Another extreme is to design only for current conditions without anticipating future production profiles. This can lead to multiple required changes in the size or type of installed lift equipment. Operating efficiently during the short term may be possible, but large amounts of capital for changing equipment may be required later. For example, changing reservoir conditions with time, as shown in Fig. 2, would have to be considered carefully in sizing artificial lift equipment for current conditions and for some future date. Bennet addresses some of the concerns of timing related to artificial lift methods.
The operator should consider both long-term and short-term aspects of an artificial lift plan. The goal is to maximize the present value profit (PVP) of the operation over the life of the field. Frequently, the lift method that produces the most oil is the method that provides maximum PVP. However, if operational costs are significantly high for a particular method, a method that can only produce a lower rate but produces more reliably may be more economical. Changes in a lift method usually are not considered worthwhile, but, if conditions change drastically, other lift methods may need to be implemented.
- Vogel, J.V. 1968. Inflow Performance Relationships for Solution-Gas Drive Wells. J Pet Technol 20 (1): 83–92. SPE 1476-PA. http://dx.doi.org/10.2118/1476-PA
- Babu, D.K. and Odeh, A.S. 1989. Productivity of a Horizontal Well. SPE Res Eng 4 (4): 417–421. SPE-18298-PA. http://dx.doi.org/10.2118/18298-PA
- Bennett, P. 1980. Artificial Lift Concepts and Timing. Petroleum Engineer (May): 144.fckLR
Noteworthy papers in OnePetro
Clegg, J. D.: "Artificial Lift Producing at High Rates." Proc. 32nd Southwestern Petroleum Short Course 1985 333-53.
Clegg, J. D.: "High-Rate Artificial Lift." JPT March 1988 277-82.
Clegg, J. D. – Bucaram, S. M. – Hein, N. M., Jr.: “Recommendations and Comparisons for Selecting Artificial-Lift Methods.” JPT December 1993, 1128-67.
Lea, J.F. - Winkler, H.W.: "New and Expected Developments in Artificial Lift." Paper SPE 27990 presented at the 1994 University of Tulsa Centennial Petroleum Engineering Symposium held in Tulsa, OK, August 29-31, 1994.
Takacs, G.: "Ways to Obtain Optimum Power Efficiency of Artificial Lift Installations." Paper SPE 126544 presented at the Oil and Gas India Conference and Exhibition held in Mumbai, India, 20–22 January 2010.

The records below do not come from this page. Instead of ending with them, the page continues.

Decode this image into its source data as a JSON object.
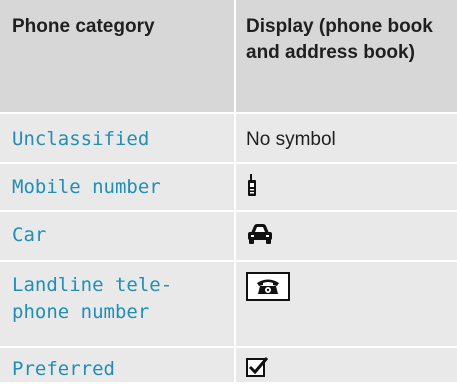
{
  "table": {
    "headers": [
      "Phone category",
      "Display (phone book and address book)"
    ],
    "rows": [
      {
        "category": "Unclassified",
        "display_text": "No symbol",
        "icon": ""
      },
      {
        "category": "Mobile number",
        "display_text": "",
        "icon": "mobile-phone-icon"
      },
      {
        "category": "Car",
        "display_text": "",
        "icon": "car-icon"
      },
      {
        "category": "Landline tele-\nphone number",
        "display_text": "",
        "icon": "landline-phone-icon"
      },
      {
        "category": "Preferred",
        "display_text": "",
        "icon": "checkbox-checked-icon"
      }
    ]
  },
  "colors": {
    "header_bg": "#d7d7d7",
    "row_bg": "#e9e9e9",
    "category_text": "#1f8fb8"
  }
}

Lea, J. F. – Rowlan, L. – McCoy, J.: “Artificial Lift Power Efficiency.” Proc. 46th Annual Southwestern Petroleum Short Course, Lubbock, Texas, 1999 pp52-63.